Light Sleeper

Critics often rag on Paul Schrader for writing films about scumbags who find violence a shortcut to salvation. The conventional wisdom is that Schrader's scripts play better if Martin Scorsese directs them (Taxi Driver, Raging Bull) and that when Schrader directs Schrader, the result is a heavy, humorless mess. But that's not always true. In directing his own Hardcore and American Gigolo or scripts written in a darkly witty vein (Nicholas Kazan's Patty Hearst, Harold Pinter's Comfort of Strangers), Schrader can be slyly inventive. Crowd pleasing? No. Challenging?
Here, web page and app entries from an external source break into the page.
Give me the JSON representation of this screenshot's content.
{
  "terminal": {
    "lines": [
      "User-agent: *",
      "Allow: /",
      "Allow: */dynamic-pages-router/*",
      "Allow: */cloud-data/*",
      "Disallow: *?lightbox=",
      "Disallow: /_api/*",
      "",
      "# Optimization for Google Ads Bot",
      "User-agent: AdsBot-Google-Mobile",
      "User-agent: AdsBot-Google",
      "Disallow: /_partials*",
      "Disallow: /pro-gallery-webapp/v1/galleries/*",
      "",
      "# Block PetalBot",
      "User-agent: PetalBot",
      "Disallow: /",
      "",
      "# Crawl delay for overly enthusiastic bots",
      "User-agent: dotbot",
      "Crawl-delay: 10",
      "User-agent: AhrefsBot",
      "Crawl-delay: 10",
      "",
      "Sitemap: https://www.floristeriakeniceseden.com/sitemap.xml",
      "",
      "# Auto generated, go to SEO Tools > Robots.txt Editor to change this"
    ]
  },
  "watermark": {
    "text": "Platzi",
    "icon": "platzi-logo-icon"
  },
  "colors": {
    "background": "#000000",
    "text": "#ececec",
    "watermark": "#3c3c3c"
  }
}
You bet.

It's difficult to imagine anyone but Schrader controlling the moral turbulence in his script for Light Sleeper, a boldly resonant thriller that elaborates on Schrader's favored themes of sin and redemption. John LeTour, a drug dealer played by Willem Dafoe, is a loner with direct connections to Taxi Driver's Travis Bickle and American Gigolo's Julian Kay. At forty, LeTour is in crisis. His boss, Ann (a fireball Susan Sarandon), is about to chuck drugs for cosmetics. LeTour is losing his coke customers to crack. And he is spooked by a psychic, strikingly played by Mary Beth Hurt. But in his diary (one of several tips of the hat to Robert Bresson's seminal Pickpocket), LeTour writes, "I can be a good person."

Maybe so, but transcendence doesn't come easy. New York's mean streets, given a noirish sheen by cinematographer Ed Lachman, tempt LeTour as he drives through the night making deliveries to the sleek and the sleazy. He is heartened by a chance meeting with Marianne (Dana Delany), an embittered former love and former addict who lets down her defenses for one night. (Warning: Hearing Delany announce, "I'm dripping," during a hot sex scene with Dafoe may be too much for China Beach fans.) As expected, violence erupts before things settle down. Schrader is out there again, testing the limits of audience tolerance. Good for him. Buoyed by his questing spirit and Dafoe's mesmerizing performance, Light Sleeper might just keep you up nights.

From The Archives Issue 626: March 19, 1992